▸ TASK TO COMPLETE: The lines you need are those holding the word "folders"; pull them from the material.

▸ GIVEN ENTRIES:
★ ★ ★ ★ ★

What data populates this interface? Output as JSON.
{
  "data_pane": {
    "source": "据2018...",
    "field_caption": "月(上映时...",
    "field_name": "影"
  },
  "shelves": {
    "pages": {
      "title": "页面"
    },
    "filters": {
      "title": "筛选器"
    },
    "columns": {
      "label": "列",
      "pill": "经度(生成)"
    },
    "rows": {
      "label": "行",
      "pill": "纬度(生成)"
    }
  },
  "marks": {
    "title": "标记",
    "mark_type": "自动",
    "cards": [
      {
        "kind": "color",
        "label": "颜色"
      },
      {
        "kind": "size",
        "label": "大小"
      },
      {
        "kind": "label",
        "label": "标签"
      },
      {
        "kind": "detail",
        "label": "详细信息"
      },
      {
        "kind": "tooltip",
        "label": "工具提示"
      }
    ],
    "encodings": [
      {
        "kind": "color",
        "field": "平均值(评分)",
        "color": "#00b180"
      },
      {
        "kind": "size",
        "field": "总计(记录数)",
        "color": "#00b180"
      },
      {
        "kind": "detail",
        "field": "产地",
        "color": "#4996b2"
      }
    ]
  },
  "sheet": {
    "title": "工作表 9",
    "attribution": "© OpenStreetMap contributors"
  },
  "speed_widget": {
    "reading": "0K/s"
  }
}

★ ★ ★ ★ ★

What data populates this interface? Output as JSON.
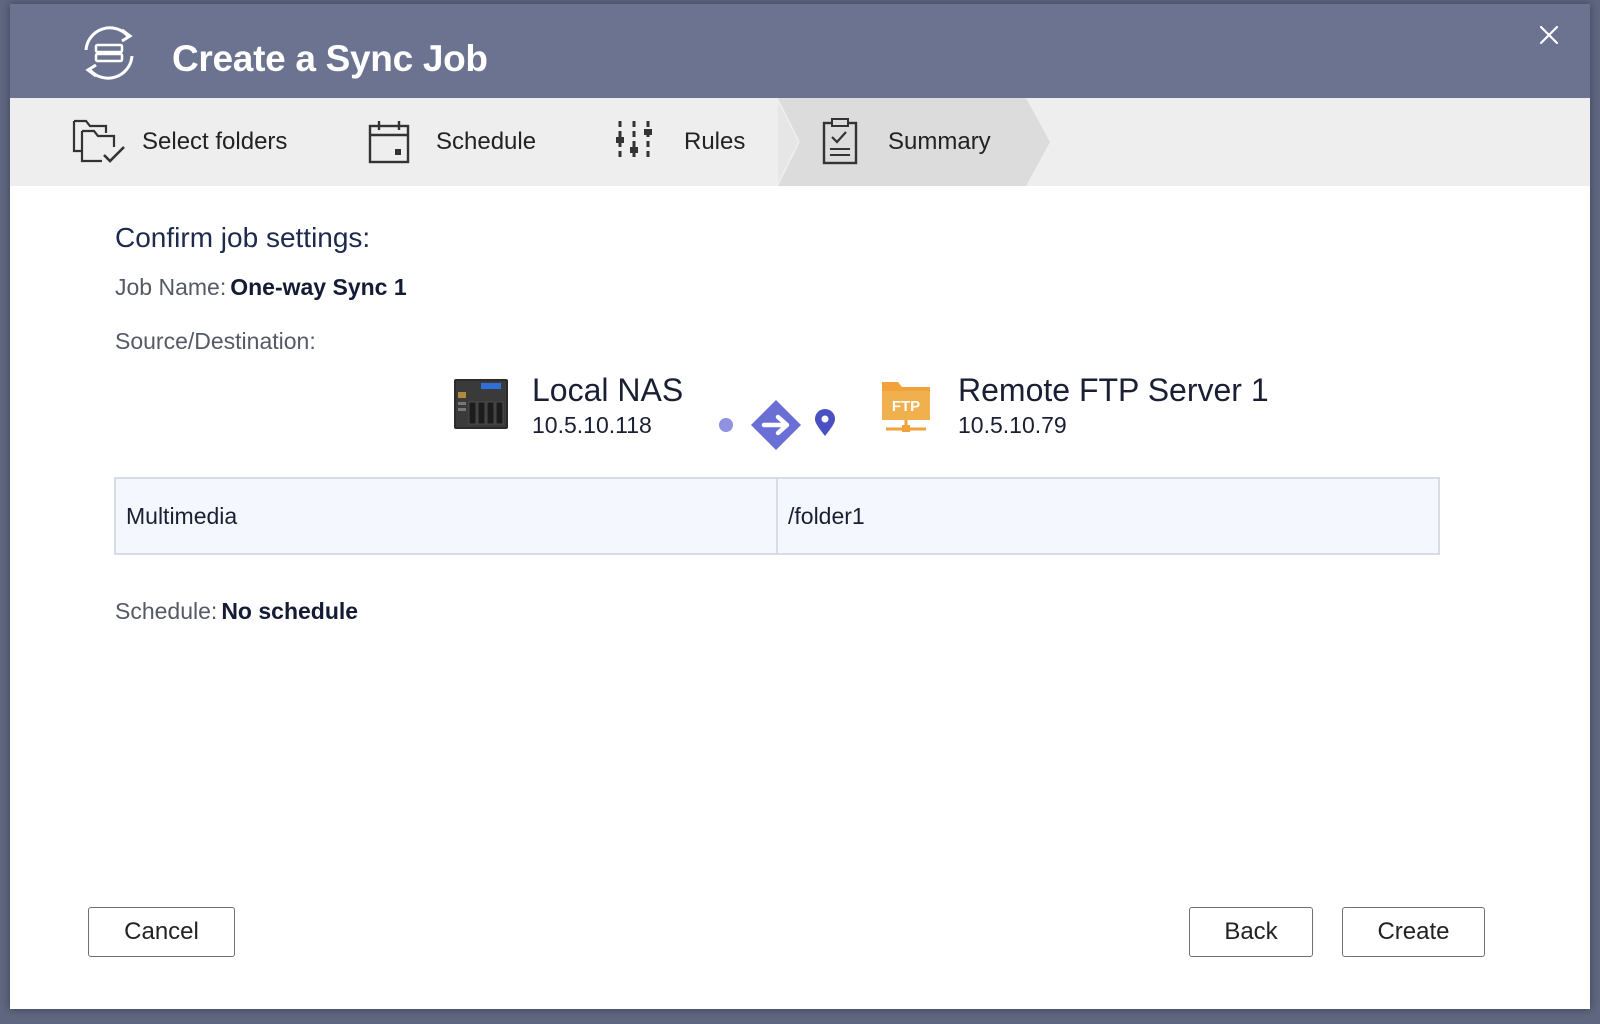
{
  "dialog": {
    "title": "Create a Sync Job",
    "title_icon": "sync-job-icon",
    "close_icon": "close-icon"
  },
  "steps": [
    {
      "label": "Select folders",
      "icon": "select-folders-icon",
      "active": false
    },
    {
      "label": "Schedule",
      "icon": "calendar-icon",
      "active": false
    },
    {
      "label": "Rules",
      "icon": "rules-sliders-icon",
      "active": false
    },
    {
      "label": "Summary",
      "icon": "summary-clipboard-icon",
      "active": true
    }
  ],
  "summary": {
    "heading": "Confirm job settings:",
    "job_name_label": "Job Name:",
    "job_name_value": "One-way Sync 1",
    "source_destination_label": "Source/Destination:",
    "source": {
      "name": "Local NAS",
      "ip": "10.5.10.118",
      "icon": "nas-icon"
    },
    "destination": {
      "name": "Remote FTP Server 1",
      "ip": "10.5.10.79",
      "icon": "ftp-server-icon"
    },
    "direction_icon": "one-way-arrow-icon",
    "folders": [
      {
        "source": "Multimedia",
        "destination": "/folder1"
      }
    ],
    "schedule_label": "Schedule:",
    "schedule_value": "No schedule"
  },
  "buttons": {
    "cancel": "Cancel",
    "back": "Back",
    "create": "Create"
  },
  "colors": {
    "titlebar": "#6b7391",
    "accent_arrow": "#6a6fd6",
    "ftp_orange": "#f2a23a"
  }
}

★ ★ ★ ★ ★

▸ EXPECTED OUTPUT:
      "label": "Select folders",
      "icon": "select-folders-icon",
    "folders": [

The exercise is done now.